(Recorded data)
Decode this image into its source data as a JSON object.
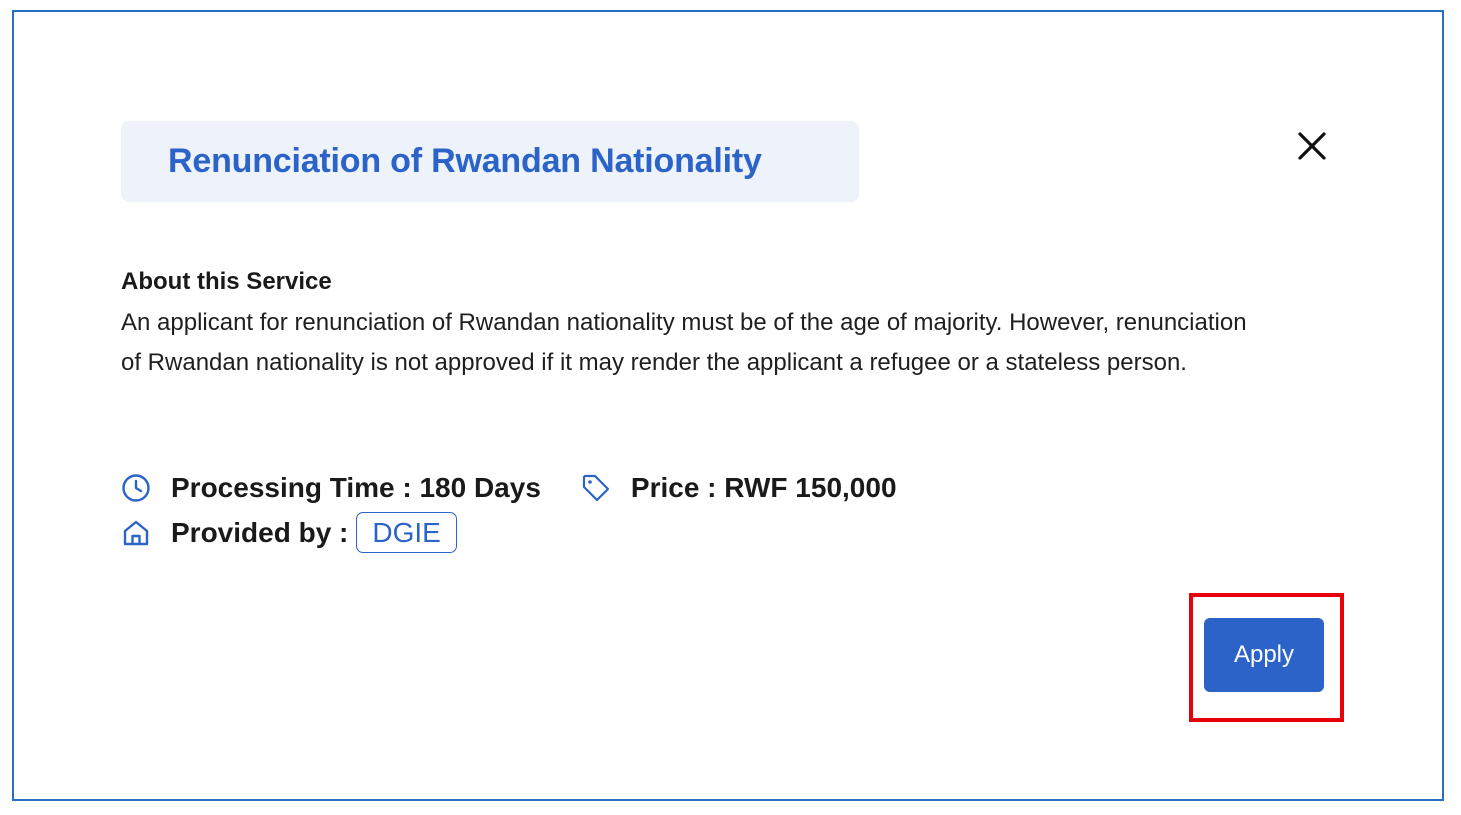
{
  "modal": {
    "title": "Renunciation of Rwandan Nationality",
    "close_icon": "close-icon"
  },
  "about": {
    "heading": "About this Service",
    "description": "An applicant for renunciation of Rwandan nationality must be of the age of majority. However, renunciation of Rwandan nationality is not approved if it may render the applicant a refugee or a stateless person."
  },
  "details": {
    "processing_time": "Processing Time : 180 Days",
    "price": "Price : RWF 150,000",
    "provided_by_label": "Provided by :",
    "provider": "DGIE"
  },
  "actions": {
    "apply_label": "Apply"
  },
  "icons": {
    "processing": "clock-icon",
    "price": "tag-icon",
    "provider": "home-icon"
  },
  "colors": {
    "accent": "#2b63c8",
    "title_bg": "#edf2fb",
    "modal_border": "#2a6fc1",
    "highlight": "#e8000b"
  }
}
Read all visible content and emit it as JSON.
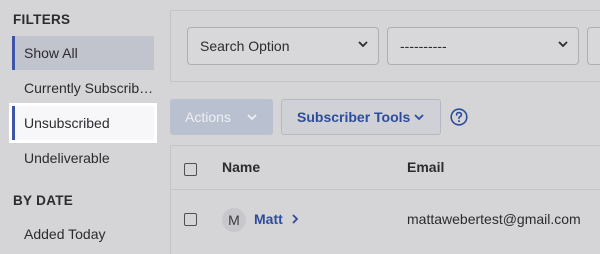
{
  "sidebar": {
    "filters_heading": "FILTERS",
    "filter_items": [
      {
        "label": "Show All"
      },
      {
        "label": "Currently Subscribed"
      },
      {
        "label": "Unsubscribed"
      },
      {
        "label": "Undeliverable"
      }
    ],
    "by_date_heading": "BY DATE",
    "date_items": [
      {
        "label": "Added Today"
      }
    ]
  },
  "filter_bar": {
    "search_option": "Search Option",
    "second_select": "----------"
  },
  "toolbar": {
    "actions_label": "Actions",
    "subscriber_tools_label": "Subscriber Tools"
  },
  "table": {
    "columns": {
      "name": "Name",
      "email": "Email"
    },
    "rows": [
      {
        "avatar": "M",
        "name": "Matt",
        "email": "mattawebertest@gmail.com"
      }
    ]
  },
  "colors": {
    "accent": "#3c55a6",
    "link": "#2e4c9c",
    "overlay_bg": "#d5d5d7",
    "highlight": "#ffffff"
  }
}
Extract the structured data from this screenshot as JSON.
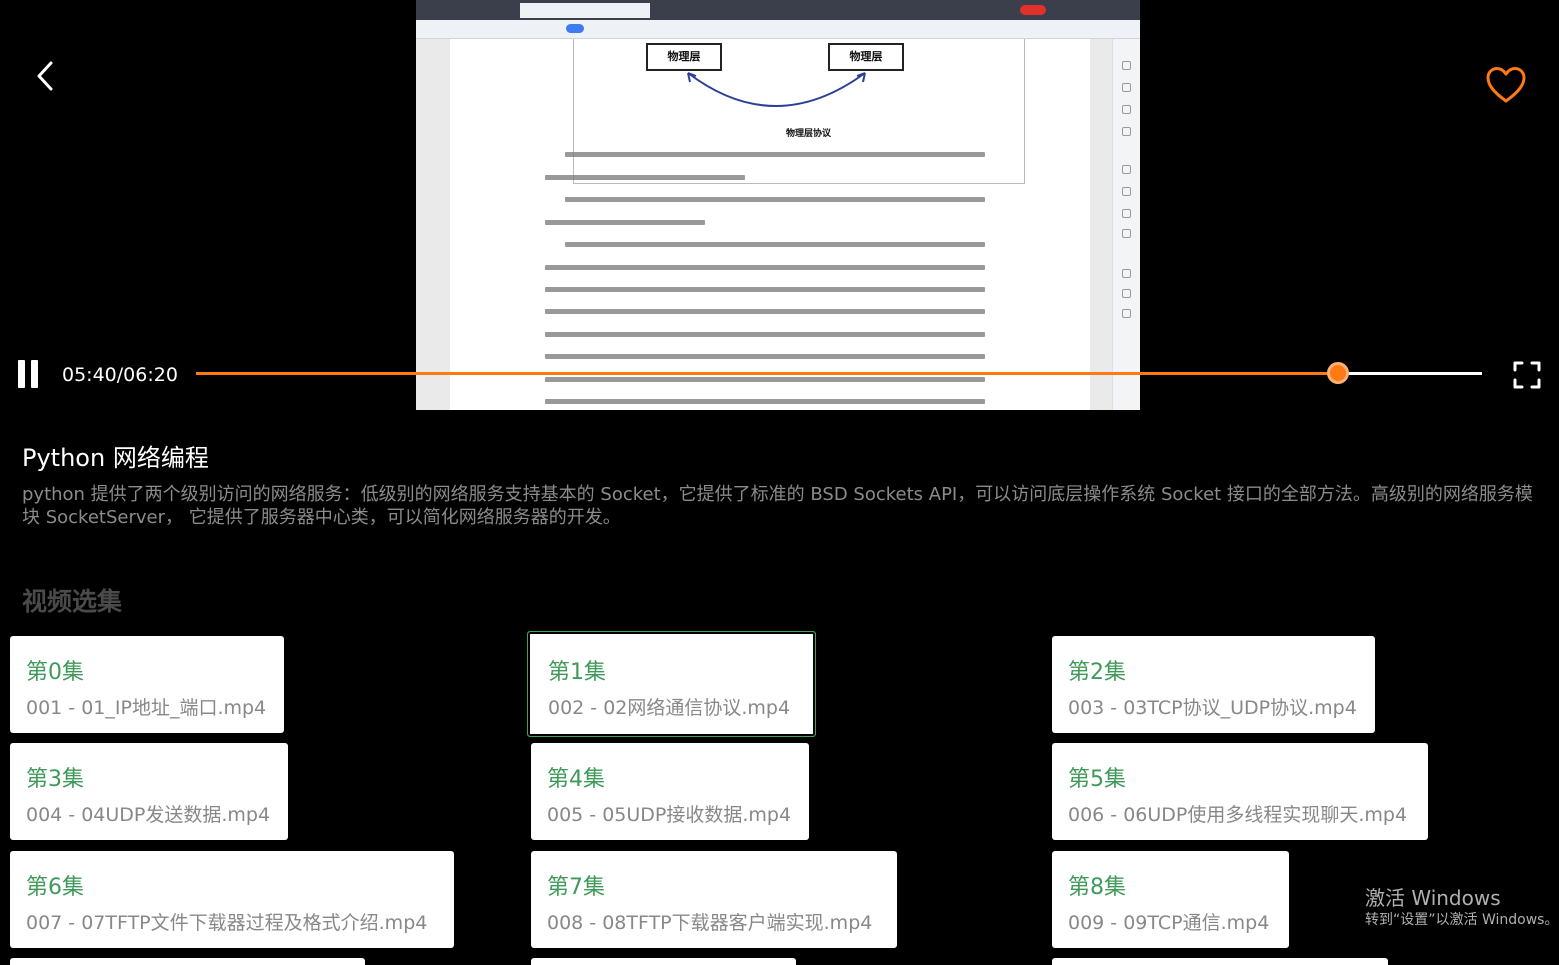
{
  "player": {
    "time_display": "05:40/06:20",
    "progress_fraction": 0.888,
    "accent_color": "#ff7a12",
    "video_frame": {
      "diagram_box_left": "物理层",
      "diagram_box_right": "物理层",
      "diagram_arrow_label": "物理层协议"
    }
  },
  "course": {
    "title": "Python 网络编程",
    "description": "python 提供了两个级别访问的网络服务：低级别的网络服务支持基本的 Socket，它提供了标准的 BSD Sockets API，可以访问底层操作系统 Socket 接口的全部方法。高级别的网络服务模块 SocketServer， 它提供了服务器中心类，可以简化网络服务器的开发。"
  },
  "episodes_section": {
    "title": "视频选集",
    "selected_index": 1,
    "items": [
      {
        "title": "第0集",
        "file": "001 - 01_IP地址_端口.mp4"
      },
      {
        "title": "第1集",
        "file": "002 - 02网络通信协议.mp4"
      },
      {
        "title": "第2集",
        "file": "003 - 03TCP协议_UDP协议.mp4"
      },
      {
        "title": "第3集",
        "file": "004 - 04UDP发送数据.mp4"
      },
      {
        "title": "第4集",
        "file": "005 - 05UDP接收数据.mp4"
      },
      {
        "title": "第5集",
        "file": "006 - 06UDP使用多线程实现聊天.mp4"
      },
      {
        "title": "第6集",
        "file": "007 - 07TFTP文件下载器过程及格式介绍.mp4"
      },
      {
        "title": "第7集",
        "file": "008 - 08TFTP下载器客户端实现.mp4"
      },
      {
        "title": "第8集",
        "file": "009 - 09TCP通信.mp4"
      }
    ]
  },
  "watermark": {
    "title": "激活 Windows",
    "subtitle": "转到“设置”以激活 Windows。"
  },
  "icons": {
    "back": "chevron-left-icon",
    "favorite": "heart-icon",
    "pause": "pause-icon",
    "fullscreen": "fullscreen-icon"
  }
}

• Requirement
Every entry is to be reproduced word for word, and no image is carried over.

• Answer
Decode this image into its source data as a JSON object.
{
  "modal": {
    "title": "Renunciation of Rwandan Nationality",
    "close_icon": "close-icon"
  },
  "about": {
    "heading": "About this Service",
    "description": "An applicant for renunciation of Rwandan nationality must be of the age of majority. However, renunciation of Rwandan nationality is not approved if it may render the applicant a refugee or a stateless person."
  },
  "details": {
    "processing_time": "Processing Time : 180 Days",
    "price": "Price : RWF 150,000",
    "provided_by_label": "Provided by :",
    "provider": "DGIE"
  },
  "actions": {
    "apply_label": "Apply"
  },
  "icons": {
    "processing": "clock-icon",
    "price": "tag-icon",
    "provider": "home-icon"
  },
  "colors": {
    "accent": "#2b63c8",
    "title_bg": "#edf2fb",
    "modal_border": "#2a6fc1",
    "highlight": "#e8000b"
  }
}
Read all visible content and emit it as JSON.
{
  "sidebar": {
    "filters_heading": "FILTERS",
    "filter_items": [
      {
        "label": "Show All"
      },
      {
        "label": "Currently Subscribed"
      },
      {
        "label": "Unsubscribed"
      },
      {
        "label": "Undeliverable"
      }
    ],
    "by_date_heading": "BY DATE",
    "date_items": [
      {
        "label": "Added Today"
      }
    ]
  },
  "filter_bar": {
    "search_option": "Search Option",
    "second_select": "----------"
  },
  "toolbar": {
    "actions_label": "Actions",
    "subscriber_tools_label": "Subscriber Tools"
  },
  "table": {
    "columns": {
      "name": "Name",
      "email": "Email"
    },
    "rows": [
      {
        "avatar": "M",
        "name": "Matt",
        "email": "mattawebertest@gmail.com"
      }
    ]
  },
  "colors": {
    "accent": "#3c55a6",
    "link": "#2e4c9c",
    "overlay_bg": "#d5d5d7",
    "highlight": "#ffffff"
  }
}
Extract the structured data from this screenshot as JSON.
{
  "player": {
    "time_display": "05:40/06:20",
    "progress_fraction": 0.888,
    "accent_color": "#ff7a12",
    "video_frame": {
      "diagram_box_left": "物理层",
      "diagram_box_right": "物理层",
      "diagram_arrow_label": "物理层协议"
    }
  },
  "course": {
    "title": "Python 网络编程",
    "description": "python 提供了两个级别访问的网络服务：低级别的网络服务支持基本的 Socket，它提供了标准的 BSD Sockets API，可以访问底层操作系统 Socket 接口的全部方法。高级别的网络服务模块 SocketServer， 它提供了服务器中心类，可以简化网络服务器的开发。"
  },
  "episodes_section": {
    "title": "视频选集",
    "selected_index": 1,
    "items": [
      {
        "title": "第0集",
        "file": "001 - 01_IP地址_端口.mp4"
      },
      {
        "title": "第1集",
        "file": "002 - 02网络通信协议.mp4"
      },
      {
        "title": "第2集",
        "file": "003 - 03TCP协议_UDP协议.mp4"
      },
      {
        "title": "第3集",
        "file": "004 - 04UDP发送数据.mp4"
      },
      {
        "title": "第4集",
        "file": "005 - 05UDP接收数据.mp4"
      },
      {
        "title": "第5集",
        "file": "006 - 06UDP使用多线程实现聊天.mp4"
      },
      {
        "title": "第6集",
        "file": "007 - 07TFTP文件下载器过程及格式介绍.mp4"
      },
      {
        "title": "第7集",
        "file": "008 - 08TFTP下载器客户端实现.mp4"
      },
      {
        "title": "第8集",
        "file": "009 - 09TCP通信.mp4"
      }
    ]
  },
  "watermark": {
    "title": "激活 Windows",
    "subtitle": "转到“设置”以激活 Windows。"
  },
  "icons": {
    "back": "chevron-left-icon",
    "favorite": "heart-icon",
    "pause": "pause-icon",
    "fullscreen": "fullscreen-icon"
  }
}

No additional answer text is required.